I Baked Him A Cake is a 5-minute horror short directed by Vanessa Ionta Wright and written and produced by Samantha Kolesnik. The film stars Fleece as Mother and Lillian Gray as her daughter, Lenora. The two female stars do an excellent job of being void in all of the best ways. Their performances make us afraid- afraid for them and afraid of them all at the same time. And the best part is we never really understand why. Gray steals the show as Lenora, slowly traversing the horrors around her with a composure that chills to the core. The story is adapted from a short story by Kolesnik, which follows a mother and daughter as they tidy up and prepare for a birthday. In this case, minimalism does everything it should. The film uses tiny yet crucial details to piece together the plot. It requires a few viewings to get all of the minutiae on display. The dialogue, sparse and very open-ended, is done well. Any violence is only hinted at, and the little gore used in this film is meaningful. It is not so much about shocking us with blood, but, rather, shocking us with a young girls’ reaction, or lack thereof.

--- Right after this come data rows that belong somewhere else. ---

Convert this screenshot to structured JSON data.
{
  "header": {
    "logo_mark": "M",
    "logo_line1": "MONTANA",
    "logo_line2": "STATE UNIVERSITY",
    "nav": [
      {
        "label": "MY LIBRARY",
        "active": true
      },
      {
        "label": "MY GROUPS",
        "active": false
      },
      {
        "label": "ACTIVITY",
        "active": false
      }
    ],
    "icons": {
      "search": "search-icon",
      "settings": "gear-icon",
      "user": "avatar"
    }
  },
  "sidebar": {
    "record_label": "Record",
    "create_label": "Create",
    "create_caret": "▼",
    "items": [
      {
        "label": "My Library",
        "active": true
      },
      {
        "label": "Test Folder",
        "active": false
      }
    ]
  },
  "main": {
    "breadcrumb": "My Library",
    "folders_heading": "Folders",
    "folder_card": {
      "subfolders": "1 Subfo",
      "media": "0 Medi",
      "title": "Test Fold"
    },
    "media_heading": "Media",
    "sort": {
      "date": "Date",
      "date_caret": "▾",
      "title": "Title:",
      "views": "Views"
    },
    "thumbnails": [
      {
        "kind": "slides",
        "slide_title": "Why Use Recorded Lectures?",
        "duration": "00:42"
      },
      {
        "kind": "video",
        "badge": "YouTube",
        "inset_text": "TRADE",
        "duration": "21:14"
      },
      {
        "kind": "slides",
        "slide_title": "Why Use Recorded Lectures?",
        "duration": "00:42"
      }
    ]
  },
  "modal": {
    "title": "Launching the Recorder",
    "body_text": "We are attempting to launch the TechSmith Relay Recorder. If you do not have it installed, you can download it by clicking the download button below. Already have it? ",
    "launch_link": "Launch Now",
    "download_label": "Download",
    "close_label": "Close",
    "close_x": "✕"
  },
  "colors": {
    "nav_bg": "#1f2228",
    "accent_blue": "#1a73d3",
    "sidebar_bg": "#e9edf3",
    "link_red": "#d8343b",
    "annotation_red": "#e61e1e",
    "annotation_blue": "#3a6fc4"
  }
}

The film has a few feminist nods, and these only serve to further empower the film’s raw emotional intensity. Blood is chocked up to menstruation, mom dons no makeup or elaborate hairstyles, and both girls dress androgynously. All of this not only ups the ante on the gritty realism of the film but also serves as a refreshingly different gaze. Also, the opening is a nod to gender politics in horror. We see a partial face and button-down shirt holding a heavy piece of equipment. Even the most socially conscientious horror movie goer will make some faulty assumptions here, only to be forced to acknowledge these errors shortly thereafter. For such a short film to pull such a thought-provoking little bait and switch is impressive.
One of the few criticisms I have repeatedly heard about this film is that it is too ambiguous. Like any short film, time is a real constrictor. Like a breath of fresh air in a current world of backstories galore, the film resists the temptation to over explain things. And it’s a good thing because too much detail would have erased the complexity of the film and stripped the film of its emotional punch. This frees the film to focus on the atmospheric and haunting tone. Cake takes its time to create horror through long and affective shots, never feeling the rush that so many shorts fall victim to. It haunts with the juxtaposition of horrific deeds with mundane, innocent ones. And these types of horror don’t end when the film does.

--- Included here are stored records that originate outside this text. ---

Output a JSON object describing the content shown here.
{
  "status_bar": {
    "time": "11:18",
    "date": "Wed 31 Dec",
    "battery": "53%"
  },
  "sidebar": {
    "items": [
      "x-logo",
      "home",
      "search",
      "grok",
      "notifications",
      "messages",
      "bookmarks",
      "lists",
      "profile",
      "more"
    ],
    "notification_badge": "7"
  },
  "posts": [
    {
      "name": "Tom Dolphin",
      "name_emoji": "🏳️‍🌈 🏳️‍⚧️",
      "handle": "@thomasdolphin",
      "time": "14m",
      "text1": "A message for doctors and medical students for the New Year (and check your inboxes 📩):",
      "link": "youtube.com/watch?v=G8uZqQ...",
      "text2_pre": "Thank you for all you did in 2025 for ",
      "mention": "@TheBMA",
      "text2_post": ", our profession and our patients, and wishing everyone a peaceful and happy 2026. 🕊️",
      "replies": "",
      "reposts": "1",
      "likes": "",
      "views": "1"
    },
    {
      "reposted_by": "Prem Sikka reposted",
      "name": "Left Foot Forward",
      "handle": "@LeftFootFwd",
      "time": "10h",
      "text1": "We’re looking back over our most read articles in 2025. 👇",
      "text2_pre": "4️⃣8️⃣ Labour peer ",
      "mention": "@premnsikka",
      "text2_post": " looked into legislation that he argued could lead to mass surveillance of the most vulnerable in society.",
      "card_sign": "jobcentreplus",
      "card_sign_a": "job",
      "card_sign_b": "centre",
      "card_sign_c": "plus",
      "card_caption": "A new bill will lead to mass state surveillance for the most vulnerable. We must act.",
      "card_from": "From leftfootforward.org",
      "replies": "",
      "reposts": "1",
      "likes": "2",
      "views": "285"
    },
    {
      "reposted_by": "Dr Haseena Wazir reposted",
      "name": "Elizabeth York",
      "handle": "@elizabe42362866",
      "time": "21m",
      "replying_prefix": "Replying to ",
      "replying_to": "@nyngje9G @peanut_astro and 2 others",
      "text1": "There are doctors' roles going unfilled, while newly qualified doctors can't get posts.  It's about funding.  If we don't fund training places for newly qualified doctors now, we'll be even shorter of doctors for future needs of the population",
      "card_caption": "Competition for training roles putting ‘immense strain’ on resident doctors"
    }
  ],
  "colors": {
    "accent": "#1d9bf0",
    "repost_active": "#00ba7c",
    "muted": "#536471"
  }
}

Yes, details are missing, but as the viewer, you have to be willing to think and work, for this one. The filmmakers create an immediate level of trust between themselves and the audience. And these ladies know their audience. They trust us to imagine the best, or worst, when filling in said blanks. Cake bets on careful details and the savvy of the audience. And that bet pays off.

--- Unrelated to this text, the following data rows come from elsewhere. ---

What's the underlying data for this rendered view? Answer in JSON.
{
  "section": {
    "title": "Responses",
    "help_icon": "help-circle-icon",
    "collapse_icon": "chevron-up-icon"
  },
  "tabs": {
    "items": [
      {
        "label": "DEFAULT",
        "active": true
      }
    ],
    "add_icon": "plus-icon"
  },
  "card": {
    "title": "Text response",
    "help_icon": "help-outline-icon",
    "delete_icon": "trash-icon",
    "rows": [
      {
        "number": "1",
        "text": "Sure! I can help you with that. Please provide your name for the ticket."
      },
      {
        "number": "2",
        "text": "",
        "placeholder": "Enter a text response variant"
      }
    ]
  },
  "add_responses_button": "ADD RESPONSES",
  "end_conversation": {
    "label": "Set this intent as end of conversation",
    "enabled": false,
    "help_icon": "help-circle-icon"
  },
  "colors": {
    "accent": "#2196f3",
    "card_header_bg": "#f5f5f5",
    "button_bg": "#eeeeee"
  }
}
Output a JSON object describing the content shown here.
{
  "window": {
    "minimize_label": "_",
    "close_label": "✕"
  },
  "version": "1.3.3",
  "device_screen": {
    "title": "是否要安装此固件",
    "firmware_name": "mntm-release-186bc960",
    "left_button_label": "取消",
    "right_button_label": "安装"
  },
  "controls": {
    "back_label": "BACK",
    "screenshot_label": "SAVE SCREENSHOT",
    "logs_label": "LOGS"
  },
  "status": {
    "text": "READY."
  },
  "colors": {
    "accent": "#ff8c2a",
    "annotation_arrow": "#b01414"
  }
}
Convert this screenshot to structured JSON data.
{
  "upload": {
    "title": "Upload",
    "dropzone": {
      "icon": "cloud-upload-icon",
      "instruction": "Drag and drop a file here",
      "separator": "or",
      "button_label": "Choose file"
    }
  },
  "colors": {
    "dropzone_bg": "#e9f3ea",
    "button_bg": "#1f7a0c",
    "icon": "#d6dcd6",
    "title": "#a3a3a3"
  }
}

Marissa Pona is an English teacher, writer, graduate student, full-time mom and wife, and proud New Jersian. She writes for the Jersey Ghouls podcast and blog. She enjoys all things horror, listening to podcasts, feminist rantings, the shore, and snuggling with her co-hosts.